Copyright is the right of protection that determines who has the right to reproduce creative works.
Copyright is a right given to the creator of a creative work. It helps to ensure that the creator of a work receives remuneration, and copyright laws ensure that the public has access to works under certain conditions.
The purpose of copyright is to protect how an idea is expressed in a creative work. However, it only extends to the particular expression of the idea, not the idea itself. Most types of copyright are subjected to limitations based on the public interest. This includes exemptions such as fair use.
In most cases, the copyright to a creative work expires 50 to 100 years after the creator dies.
The duration and whether reproductions of the creative work are allowed is subject to particular formal rules depends on the country, state, and jurisdiction. Copyright laws around the world are somewhat standardized due to international treaties such as the Universal Copyright Convention and the Berne Convention. The specific requirements and legislation can vary from country to country.
Many employment contracts, shareholders’ agreements, and freelance contracts contain sections that deal with copyright and intellectual property rights. These sections outline whether the employer or employee possesses potential immaterial works. Examples of such works are text products, works of art, designs or inventions.
A license agreement can be used if you wish to transfer or license the copyright. Such an agreement can be valid for a limited period of time or contain specifications regarding the recipient’s right to use the creative work. It is possible to transfer ownership and the right of use in exchange for either a lump sum or royalty payments. With royalty payments, the copyright owner typically receives a payment with each sold unit of the creative work.
The context is very important when determining the copyright-terms of a product. Copyright, inventions, and patents that are created during working hours typically belong to the employer, even though this is not explicitly stated in the directions of copyright law.

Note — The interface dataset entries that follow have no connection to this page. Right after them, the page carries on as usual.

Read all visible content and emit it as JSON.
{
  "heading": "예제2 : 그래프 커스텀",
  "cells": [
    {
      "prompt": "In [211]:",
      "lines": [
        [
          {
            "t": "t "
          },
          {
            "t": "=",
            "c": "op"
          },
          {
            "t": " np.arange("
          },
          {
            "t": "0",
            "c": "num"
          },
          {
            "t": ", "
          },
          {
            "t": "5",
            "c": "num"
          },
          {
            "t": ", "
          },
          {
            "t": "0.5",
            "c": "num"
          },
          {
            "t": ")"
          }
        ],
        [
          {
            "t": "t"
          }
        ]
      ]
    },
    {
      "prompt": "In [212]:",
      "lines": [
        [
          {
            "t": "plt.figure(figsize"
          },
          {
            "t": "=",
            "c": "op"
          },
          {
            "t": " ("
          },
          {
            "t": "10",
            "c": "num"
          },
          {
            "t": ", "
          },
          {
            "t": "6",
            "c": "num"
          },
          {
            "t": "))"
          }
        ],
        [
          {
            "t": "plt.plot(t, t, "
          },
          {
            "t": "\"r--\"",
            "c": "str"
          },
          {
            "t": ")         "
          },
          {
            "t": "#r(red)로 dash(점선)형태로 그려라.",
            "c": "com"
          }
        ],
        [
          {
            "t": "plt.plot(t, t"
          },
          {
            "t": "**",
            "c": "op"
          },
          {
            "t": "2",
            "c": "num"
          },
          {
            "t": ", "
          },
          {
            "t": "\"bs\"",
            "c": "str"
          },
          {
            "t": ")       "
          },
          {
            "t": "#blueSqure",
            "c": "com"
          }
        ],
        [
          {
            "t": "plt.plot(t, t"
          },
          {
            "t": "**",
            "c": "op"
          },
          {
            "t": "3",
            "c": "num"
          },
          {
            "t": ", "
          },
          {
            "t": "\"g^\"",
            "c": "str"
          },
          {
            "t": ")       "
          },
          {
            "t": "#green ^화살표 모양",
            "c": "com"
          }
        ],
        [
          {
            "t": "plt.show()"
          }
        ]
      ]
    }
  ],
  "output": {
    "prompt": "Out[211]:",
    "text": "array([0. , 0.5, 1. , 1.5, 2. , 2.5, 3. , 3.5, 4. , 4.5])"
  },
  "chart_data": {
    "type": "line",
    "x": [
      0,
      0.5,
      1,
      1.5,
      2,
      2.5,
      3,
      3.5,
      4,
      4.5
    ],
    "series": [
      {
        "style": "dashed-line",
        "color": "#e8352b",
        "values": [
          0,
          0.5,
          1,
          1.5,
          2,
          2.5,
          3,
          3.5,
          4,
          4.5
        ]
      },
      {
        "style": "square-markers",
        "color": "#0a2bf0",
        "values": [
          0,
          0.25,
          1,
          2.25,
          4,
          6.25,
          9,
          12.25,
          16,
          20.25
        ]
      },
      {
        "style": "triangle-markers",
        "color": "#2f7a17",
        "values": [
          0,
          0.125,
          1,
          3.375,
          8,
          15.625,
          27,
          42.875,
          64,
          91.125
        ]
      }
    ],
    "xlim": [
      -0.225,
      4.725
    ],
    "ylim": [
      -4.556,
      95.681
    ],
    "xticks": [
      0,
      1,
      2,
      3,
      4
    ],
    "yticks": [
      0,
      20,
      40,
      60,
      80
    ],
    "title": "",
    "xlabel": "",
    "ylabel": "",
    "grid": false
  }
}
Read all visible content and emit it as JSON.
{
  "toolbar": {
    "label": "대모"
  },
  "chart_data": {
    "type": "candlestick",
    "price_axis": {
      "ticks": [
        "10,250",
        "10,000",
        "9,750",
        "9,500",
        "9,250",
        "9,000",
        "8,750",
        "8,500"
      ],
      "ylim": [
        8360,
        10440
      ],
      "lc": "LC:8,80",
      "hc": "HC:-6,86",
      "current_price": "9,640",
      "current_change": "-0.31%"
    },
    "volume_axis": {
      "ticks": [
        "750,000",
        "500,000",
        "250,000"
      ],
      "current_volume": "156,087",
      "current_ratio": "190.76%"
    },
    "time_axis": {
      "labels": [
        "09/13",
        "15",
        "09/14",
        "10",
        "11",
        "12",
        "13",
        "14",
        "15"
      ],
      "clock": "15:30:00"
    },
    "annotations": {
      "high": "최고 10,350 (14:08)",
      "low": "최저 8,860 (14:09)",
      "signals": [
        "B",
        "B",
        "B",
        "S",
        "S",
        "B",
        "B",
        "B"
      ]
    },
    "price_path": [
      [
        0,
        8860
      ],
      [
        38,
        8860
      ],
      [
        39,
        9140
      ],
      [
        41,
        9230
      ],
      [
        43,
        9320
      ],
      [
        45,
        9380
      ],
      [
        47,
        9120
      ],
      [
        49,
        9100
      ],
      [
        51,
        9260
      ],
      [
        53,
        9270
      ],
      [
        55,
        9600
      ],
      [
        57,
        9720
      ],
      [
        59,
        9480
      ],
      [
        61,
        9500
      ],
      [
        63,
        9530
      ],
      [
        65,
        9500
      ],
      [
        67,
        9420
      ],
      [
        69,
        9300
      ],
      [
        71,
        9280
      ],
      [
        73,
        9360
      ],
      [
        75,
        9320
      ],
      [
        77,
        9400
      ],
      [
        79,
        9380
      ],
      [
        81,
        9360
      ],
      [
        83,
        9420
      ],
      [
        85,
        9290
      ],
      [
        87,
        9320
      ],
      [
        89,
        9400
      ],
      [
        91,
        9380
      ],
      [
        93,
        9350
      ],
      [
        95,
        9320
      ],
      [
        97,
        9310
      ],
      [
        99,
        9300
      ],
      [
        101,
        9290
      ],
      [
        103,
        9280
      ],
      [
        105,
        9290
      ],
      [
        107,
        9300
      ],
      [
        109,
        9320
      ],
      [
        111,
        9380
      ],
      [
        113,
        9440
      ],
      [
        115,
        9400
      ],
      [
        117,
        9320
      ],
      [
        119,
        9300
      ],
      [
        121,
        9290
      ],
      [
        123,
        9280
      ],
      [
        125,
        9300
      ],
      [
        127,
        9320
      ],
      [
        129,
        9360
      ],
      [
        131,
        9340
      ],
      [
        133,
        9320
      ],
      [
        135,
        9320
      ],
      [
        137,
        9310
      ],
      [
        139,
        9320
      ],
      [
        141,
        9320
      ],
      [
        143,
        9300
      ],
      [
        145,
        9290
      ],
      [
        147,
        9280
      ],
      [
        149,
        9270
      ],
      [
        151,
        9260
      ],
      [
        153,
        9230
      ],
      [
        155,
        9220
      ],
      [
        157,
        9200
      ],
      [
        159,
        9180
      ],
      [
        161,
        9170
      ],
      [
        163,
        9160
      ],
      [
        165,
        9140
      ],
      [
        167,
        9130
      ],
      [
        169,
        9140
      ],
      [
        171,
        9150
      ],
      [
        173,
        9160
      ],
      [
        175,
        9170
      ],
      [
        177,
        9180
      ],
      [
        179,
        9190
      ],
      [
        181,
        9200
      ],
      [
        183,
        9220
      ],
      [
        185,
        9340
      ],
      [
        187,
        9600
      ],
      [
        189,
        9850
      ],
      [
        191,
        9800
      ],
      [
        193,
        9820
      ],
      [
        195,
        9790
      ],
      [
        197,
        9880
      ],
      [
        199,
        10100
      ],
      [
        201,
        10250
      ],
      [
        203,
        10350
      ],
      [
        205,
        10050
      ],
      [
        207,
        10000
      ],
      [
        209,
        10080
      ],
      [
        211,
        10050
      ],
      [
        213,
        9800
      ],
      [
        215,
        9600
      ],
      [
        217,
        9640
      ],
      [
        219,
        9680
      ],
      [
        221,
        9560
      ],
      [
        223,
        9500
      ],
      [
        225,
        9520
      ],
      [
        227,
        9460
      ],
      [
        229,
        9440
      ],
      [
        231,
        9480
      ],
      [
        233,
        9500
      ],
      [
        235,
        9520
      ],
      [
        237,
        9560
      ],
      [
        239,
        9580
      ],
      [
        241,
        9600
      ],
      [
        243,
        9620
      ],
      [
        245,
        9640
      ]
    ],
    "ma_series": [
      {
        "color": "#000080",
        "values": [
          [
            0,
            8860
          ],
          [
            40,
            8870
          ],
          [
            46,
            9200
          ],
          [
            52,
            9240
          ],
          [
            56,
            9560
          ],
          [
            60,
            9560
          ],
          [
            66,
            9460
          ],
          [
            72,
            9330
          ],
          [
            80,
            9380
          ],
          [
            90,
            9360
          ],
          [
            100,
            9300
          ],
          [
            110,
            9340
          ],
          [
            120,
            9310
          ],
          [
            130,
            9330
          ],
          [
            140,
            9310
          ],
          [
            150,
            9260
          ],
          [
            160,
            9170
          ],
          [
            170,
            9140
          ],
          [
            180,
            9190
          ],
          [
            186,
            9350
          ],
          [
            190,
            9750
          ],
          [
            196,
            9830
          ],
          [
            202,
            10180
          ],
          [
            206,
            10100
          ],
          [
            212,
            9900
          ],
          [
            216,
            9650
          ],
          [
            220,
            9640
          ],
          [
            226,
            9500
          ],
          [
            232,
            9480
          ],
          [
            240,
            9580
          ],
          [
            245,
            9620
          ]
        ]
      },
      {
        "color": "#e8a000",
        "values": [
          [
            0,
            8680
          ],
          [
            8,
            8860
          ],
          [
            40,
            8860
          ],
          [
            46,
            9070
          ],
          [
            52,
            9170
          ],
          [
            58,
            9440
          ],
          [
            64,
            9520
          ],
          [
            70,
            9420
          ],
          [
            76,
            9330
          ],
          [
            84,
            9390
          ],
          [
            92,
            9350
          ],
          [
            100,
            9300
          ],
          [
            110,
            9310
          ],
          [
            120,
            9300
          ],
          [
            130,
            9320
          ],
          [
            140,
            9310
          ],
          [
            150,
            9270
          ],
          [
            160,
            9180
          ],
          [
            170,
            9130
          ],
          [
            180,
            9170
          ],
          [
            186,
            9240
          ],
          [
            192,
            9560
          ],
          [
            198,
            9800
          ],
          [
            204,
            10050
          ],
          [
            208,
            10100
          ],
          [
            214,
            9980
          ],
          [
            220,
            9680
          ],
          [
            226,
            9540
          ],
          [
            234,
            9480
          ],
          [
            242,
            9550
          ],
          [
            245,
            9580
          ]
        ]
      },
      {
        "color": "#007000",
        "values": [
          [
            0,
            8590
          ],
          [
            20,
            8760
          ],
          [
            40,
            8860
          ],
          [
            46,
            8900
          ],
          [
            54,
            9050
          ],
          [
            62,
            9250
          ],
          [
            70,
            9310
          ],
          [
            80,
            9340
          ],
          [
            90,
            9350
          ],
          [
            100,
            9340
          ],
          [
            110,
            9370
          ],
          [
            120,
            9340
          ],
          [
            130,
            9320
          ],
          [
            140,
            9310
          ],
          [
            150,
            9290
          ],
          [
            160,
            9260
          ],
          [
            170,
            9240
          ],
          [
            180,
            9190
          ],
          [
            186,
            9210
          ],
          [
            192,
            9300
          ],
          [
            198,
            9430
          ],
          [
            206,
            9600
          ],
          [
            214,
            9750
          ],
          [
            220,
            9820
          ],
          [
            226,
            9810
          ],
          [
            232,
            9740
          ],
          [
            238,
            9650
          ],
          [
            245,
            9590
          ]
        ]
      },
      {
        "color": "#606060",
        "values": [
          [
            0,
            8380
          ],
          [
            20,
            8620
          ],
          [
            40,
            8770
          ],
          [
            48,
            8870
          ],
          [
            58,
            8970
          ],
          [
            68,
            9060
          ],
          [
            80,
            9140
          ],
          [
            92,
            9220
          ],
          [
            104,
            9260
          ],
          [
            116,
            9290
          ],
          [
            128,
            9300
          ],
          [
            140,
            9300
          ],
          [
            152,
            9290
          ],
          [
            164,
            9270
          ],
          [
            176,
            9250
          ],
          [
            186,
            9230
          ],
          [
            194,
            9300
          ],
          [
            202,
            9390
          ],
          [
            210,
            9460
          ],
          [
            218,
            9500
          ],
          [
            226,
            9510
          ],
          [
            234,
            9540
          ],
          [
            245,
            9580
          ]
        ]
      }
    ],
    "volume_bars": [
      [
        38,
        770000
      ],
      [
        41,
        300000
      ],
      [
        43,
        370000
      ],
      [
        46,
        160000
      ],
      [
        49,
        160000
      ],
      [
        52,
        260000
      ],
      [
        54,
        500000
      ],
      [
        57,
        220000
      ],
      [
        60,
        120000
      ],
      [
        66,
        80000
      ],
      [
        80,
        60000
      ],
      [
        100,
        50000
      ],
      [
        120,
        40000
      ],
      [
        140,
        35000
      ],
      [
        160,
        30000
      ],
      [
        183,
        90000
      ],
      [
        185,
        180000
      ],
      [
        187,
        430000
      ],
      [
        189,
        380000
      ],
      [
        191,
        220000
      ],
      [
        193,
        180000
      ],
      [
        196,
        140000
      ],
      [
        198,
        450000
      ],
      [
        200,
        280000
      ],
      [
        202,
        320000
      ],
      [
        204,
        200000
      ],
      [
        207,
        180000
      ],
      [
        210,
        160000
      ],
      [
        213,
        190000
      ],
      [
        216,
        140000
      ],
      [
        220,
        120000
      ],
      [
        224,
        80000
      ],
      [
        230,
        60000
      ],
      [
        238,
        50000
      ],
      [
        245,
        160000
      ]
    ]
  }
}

Since the employer pays a salary, the copyright is regarded as the employer’s acquisition. This means that the employer will typically own the copyright and therefore also the right to use works that are created during working hours, even though it is not explicitly stated in the employment contract.
If a creative work is produced in leisure time and it does not otherwise have any relation with work tasks in the company, the copyright will usually not belong to the employer. You can find templates for employment contracts here.
If somebody else uses a creative work without obtaining the proper approval, it is considered an infringement of the copyright.
The recompensation for infringement consists of a compensatory fee. The rule-of-thumb for infringement is that the fee amounts to twice the market value of the product whose copyright has been infringed. One half is payment, while the other is reimbursement.
The copyright of a computer program, such as a SaaS platform, which is created by an employee during their work or under the direction of an employee, belongs to the employer. This is stated in copyright law.
In the EU, copyright law regarding computer programs falls under the Computer Programs Directive. It defines copyright protection and states that the owner of a copyright has the exclusive right to copy the program, translate, adapt or introduce alterations to the program, and distribute the program to the public. There are limitations to this. The legal owner of a program is allowed to create any copies necessary to use the program, including back-ups.
In the United States, copyright law regarding software is subject to the Digital Millennium Copyright Act (DMCA). The DMCA also protects legal owners of a program who, due to maintenance, repair or backup, have to copy the program, as long as these copies are subsequently destroyed if the rights to the program expires.